▶ RECORDS FOR THE TASK:
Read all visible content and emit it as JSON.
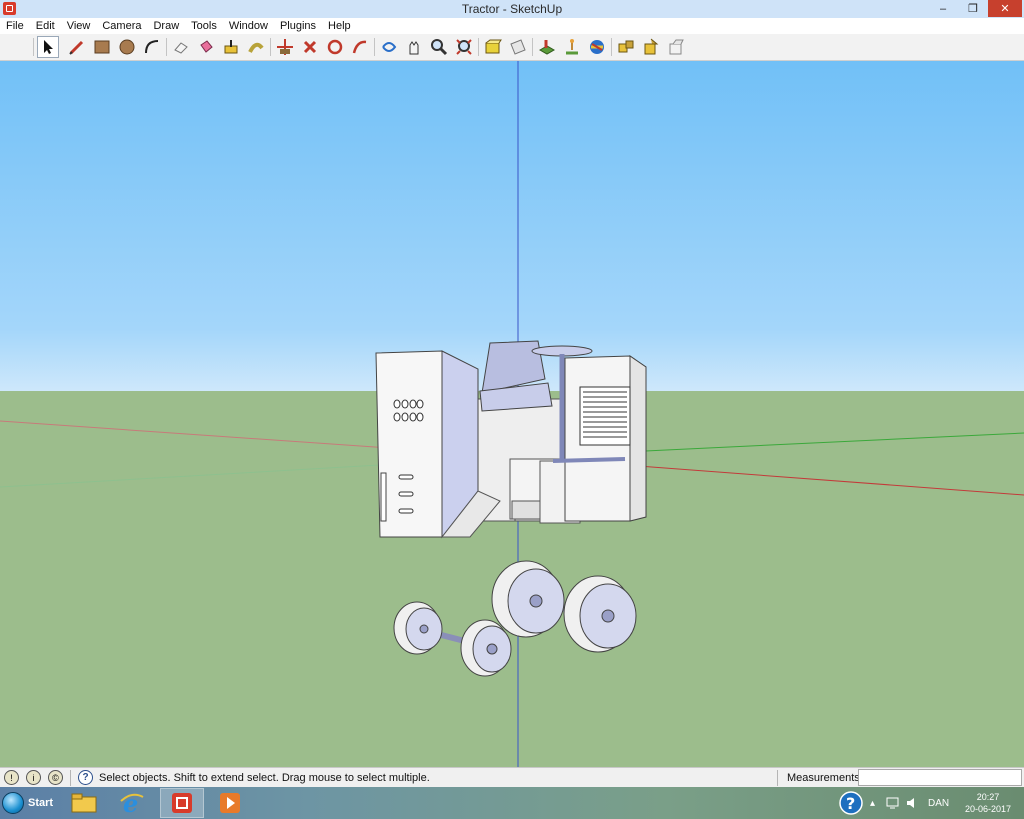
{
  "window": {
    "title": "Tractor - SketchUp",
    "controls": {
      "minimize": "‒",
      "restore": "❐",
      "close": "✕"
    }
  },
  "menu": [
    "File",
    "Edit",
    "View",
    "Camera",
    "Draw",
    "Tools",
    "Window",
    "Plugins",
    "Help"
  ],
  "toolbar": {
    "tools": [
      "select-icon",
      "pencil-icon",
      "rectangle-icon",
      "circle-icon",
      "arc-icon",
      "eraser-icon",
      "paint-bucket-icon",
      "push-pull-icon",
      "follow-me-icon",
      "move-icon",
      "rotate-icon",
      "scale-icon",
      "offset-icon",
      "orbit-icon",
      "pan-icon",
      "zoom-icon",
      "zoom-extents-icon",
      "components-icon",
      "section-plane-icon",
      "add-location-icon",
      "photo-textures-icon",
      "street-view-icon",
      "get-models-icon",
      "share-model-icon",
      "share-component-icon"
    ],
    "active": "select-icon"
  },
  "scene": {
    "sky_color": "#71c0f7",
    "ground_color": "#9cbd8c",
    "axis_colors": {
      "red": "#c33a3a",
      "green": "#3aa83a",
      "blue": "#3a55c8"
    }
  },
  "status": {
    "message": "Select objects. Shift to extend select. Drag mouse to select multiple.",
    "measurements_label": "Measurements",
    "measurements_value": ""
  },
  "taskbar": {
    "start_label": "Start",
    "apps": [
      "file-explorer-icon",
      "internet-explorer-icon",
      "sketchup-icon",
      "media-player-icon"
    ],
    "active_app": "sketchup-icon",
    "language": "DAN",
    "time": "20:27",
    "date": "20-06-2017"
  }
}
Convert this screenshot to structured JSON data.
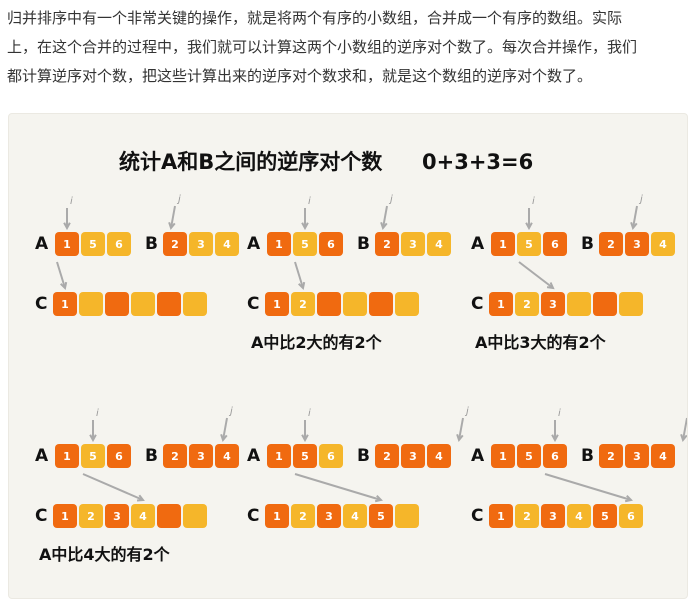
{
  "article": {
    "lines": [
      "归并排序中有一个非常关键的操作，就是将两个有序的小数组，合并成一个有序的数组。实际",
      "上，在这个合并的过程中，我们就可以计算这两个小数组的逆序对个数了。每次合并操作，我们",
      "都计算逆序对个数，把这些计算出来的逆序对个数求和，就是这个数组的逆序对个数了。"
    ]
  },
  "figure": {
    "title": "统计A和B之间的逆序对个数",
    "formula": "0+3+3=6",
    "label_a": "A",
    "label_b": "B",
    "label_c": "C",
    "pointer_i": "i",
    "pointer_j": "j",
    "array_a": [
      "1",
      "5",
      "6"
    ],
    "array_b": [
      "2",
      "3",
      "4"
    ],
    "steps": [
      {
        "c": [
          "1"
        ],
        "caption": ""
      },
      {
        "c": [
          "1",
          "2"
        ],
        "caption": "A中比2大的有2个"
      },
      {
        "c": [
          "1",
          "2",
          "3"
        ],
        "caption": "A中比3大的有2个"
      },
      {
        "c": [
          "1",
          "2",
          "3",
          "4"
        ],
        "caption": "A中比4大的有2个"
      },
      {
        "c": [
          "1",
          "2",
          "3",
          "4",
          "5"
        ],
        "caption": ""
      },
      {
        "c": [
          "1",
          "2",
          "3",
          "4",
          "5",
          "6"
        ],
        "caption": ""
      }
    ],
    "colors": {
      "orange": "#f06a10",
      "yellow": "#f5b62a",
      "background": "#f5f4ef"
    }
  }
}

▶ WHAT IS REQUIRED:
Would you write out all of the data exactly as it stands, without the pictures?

▶ EXERCISE OUTPUT:
Read all visible content and emit it as JSON.
{
  "window": {
    "title": "Tractor - SketchUp",
    "controls": {
      "minimize": "‒",
      "restore": "❐",
      "close": "✕"
    }
  },
  "menu": [
    "File",
    "Edit",
    "View",
    "Camera",
    "Draw",
    "Tools",
    "Window",
    "Plugins",
    "Help"
  ],
  "toolbar": {
    "tools": [
      "select-icon",
      "pencil-icon",
      "rectangle-icon",
      "circle-icon",
      "arc-icon",
      "eraser-icon",
      "paint-bucket-icon",
      "push-pull-icon",
      "follow-me-icon",
      "move-icon",
      "rotate-icon",
      "scale-icon",
      "offset-icon",
      "orbit-icon",
      "pan-icon",
      "zoom-icon",
      "zoom-extents-icon",
      "components-icon",
      "section-plane-icon",
      "add-location-icon",
      "photo-textures-icon",
      "street-view-icon",
      "get-models-icon",
      "share-model-icon",
      "share-component-icon"
    ],
    "active": "select-icon"
  },
  "scene": {
    "sky_color": "#71c0f7",
    "ground_color": "#9cbd8c",
    "axis_colors": {
      "red": "#c33a3a",
      "green": "#3aa83a",
      "blue": "#3a55c8"
    }
  },
  "status": {
    "message": "Select objects. Shift to extend select. Drag mouse to select multiple.",
    "measurements_label": "Measurements",
    "measurements_value": ""
  },
  "taskbar": {
    "start_label": "Start",
    "apps": [
      "file-explorer-icon",
      "internet-explorer-icon",
      "sketchup-icon",
      "media-player-icon"
    ],
    "active_app": "sketchup-icon",
    "language": "DAN",
    "time": "20:27",
    "date": "20-06-2017"
  }
}
Convert this screenshot to structured JSON data.
{
  "article": {
    "lines": [
      "归并排序中有一个非常关键的操作，就是将两个有序的小数组，合并成一个有序的数组。实际",
      "上，在这个合并的过程中，我们就可以计算这两个小数组的逆序对个数了。每次合并操作，我们",
      "都计算逆序对个数，把这些计算出来的逆序对个数求和，就是这个数组的逆序对个数了。"
    ]
  },
  "figure": {
    "title": "统计A和B之间的逆序对个数",
    "formula": "0+3+3=6",
    "label_a": "A",
    "label_b": "B",
    "label_c": "C",
    "pointer_i": "i",
    "pointer_j": "j",
    "array_a": [
      "1",
      "5",
      "6"
    ],
    "array_b": [
      "2",
      "3",
      "4"
    ],
    "steps": [
      {
        "c": [
          "1"
        ],
        "caption": ""
      },
      {
        "c": [
          "1",
          "2"
        ],
        "caption": "A中比2大的有2个"
      },
      {
        "c": [
          "1",
          "2",
          "3"
        ],
        "caption": "A中比3大的有2个"
      },
      {
        "c": [
          "1",
          "2",
          "3",
          "4"
        ],
        "caption": "A中比4大的有2个"
      },
      {
        "c": [
          "1",
          "2",
          "3",
          "4",
          "5"
        ],
        "caption": ""
      },
      {
        "c": [
          "1",
          "2",
          "3",
          "4",
          "5",
          "6"
        ],
        "caption": ""
      }
    ],
    "colors": {
      "orange": "#f06a10",
      "yellow": "#f5b62a",
      "background": "#f5f4ef"
    }
  }
}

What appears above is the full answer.